Suppose I'm modeling a set of processes using a beta-binomial prior. I can build parameterized beta-binomial models that average over large groups of the processes to give reasonable, although coarse, priors.
$p_i \sim \beta B(n, \alpha_i, \beta_i)$ (roughly)
I know how to update those priors using observed partial data via Bayes' rule. However, for a subset of the priors, I actually have a little more historical data that I'd like to incorporate into the prior, call it $h_j$, where $j \in h$ is a subset of the $i$s. So the result would be an updated distribution, call it $p'_i$. That additional data is a scalar. For example, if I've got a beta-binomial with $n=9$, $\alpha=2$ and $\beta=3$ (see the examples for the
dbetabin.ab function in the VGAM R package), it has a mode of 3, but I might have additional prior information that suggests the mode should be closer to 6. I happen to know that this additional information is only modestly predictive ($r$ of .4, say). But it's still better than nothing, and for this particular process, it's known to be a better predictor than the expected value of my existing beta-binomial prior ($r$ of around .3).
So, what I'm looking for, is a way to update the beta-binomial, using this scalar, so that the result is also a beta-binomial, which I can then update like any of my other process models as data comes in. (That is, I need a closed-form expression.) $(\alpha'_i, \beta'_i) = f(\alpha_i, \beta_i, h_i, \theta)$, where $\theta$ has something to do with the relative estimated predictiveness of the original beta-binomial and the scalar $h$.

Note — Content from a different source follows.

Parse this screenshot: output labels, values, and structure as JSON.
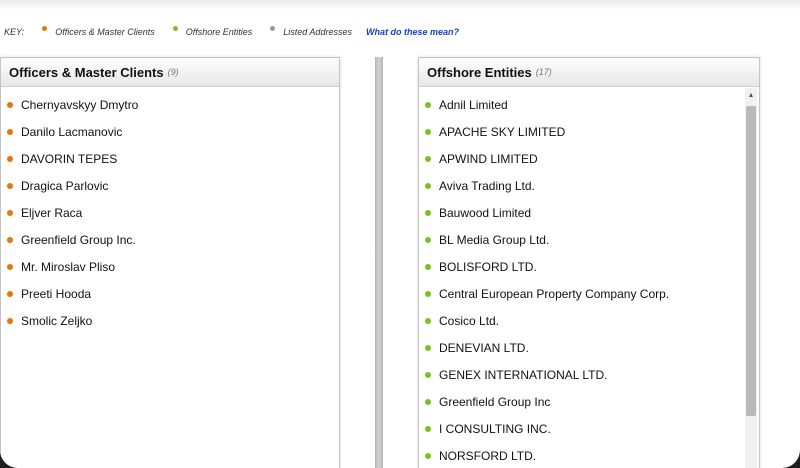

What's a reasonable approach here? Is there a way to adjust the $\alpha$ and $\beta$ parameters so that the central tendency is pulled an appropriate amount towards my modestly-predictive scalar? I'm happy to use cross-validation or something to identify a weighting parameter, if that's the right way to go about this.